**MATERIAL SUPPLIED:**

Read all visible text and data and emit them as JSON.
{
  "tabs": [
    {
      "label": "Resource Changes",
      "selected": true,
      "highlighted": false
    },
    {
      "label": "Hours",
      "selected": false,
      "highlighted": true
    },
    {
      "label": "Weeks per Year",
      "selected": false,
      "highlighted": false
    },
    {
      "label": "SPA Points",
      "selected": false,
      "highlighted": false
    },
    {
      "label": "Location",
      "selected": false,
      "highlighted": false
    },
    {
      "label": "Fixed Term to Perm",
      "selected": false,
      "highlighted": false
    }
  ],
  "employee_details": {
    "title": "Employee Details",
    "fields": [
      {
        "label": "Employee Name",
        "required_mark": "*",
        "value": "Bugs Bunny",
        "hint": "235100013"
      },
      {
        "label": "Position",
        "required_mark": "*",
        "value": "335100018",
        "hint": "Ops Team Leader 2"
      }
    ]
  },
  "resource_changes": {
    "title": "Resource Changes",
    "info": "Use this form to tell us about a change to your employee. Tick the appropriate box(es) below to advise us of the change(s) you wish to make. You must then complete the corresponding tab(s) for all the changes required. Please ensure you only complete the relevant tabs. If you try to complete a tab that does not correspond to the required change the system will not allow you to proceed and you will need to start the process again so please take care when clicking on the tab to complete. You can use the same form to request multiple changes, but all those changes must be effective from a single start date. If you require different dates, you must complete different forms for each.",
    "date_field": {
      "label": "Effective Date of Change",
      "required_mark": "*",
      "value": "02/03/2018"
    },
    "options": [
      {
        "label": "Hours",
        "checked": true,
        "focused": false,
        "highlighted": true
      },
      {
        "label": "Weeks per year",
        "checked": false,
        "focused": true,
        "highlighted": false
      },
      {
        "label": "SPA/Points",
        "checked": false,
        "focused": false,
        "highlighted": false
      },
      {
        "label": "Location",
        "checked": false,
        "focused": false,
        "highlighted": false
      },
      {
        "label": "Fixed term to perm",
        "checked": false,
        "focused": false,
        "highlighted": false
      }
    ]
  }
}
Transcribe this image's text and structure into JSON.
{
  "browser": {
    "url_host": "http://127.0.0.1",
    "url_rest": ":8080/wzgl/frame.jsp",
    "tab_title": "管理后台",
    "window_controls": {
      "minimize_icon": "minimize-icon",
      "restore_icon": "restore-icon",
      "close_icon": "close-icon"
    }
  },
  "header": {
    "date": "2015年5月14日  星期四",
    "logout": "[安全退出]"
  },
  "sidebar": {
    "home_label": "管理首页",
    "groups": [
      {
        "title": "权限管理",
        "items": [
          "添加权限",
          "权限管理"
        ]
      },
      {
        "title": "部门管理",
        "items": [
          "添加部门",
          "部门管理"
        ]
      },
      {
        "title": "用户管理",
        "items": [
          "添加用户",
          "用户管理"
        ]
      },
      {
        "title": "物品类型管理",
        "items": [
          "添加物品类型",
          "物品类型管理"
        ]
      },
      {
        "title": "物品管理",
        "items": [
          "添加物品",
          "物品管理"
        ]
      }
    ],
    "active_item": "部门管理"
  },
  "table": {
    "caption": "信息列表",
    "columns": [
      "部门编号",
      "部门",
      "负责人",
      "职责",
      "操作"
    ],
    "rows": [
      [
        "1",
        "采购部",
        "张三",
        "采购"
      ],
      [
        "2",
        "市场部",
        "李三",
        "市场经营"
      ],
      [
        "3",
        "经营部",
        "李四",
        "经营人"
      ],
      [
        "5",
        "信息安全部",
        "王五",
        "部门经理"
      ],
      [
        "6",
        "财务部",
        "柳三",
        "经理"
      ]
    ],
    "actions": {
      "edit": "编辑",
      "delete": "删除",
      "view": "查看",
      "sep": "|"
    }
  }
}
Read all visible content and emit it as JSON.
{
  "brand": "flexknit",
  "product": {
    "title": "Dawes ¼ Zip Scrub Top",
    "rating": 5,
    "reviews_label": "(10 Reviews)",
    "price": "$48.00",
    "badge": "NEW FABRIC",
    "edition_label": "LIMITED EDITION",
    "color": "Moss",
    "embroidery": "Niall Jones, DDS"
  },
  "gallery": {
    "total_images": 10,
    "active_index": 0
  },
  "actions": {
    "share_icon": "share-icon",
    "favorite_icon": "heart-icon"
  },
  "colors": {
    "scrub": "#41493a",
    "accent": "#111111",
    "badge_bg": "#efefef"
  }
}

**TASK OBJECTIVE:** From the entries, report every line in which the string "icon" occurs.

**OUTPUT BELOW:**
      "minimize_icon": "minimize-icon",
      "restore_icon": "restore-icon",
      "close_icon": "close-icon"
    "share_icon": "share-icon",
    "favorite_icon": "heart-icon"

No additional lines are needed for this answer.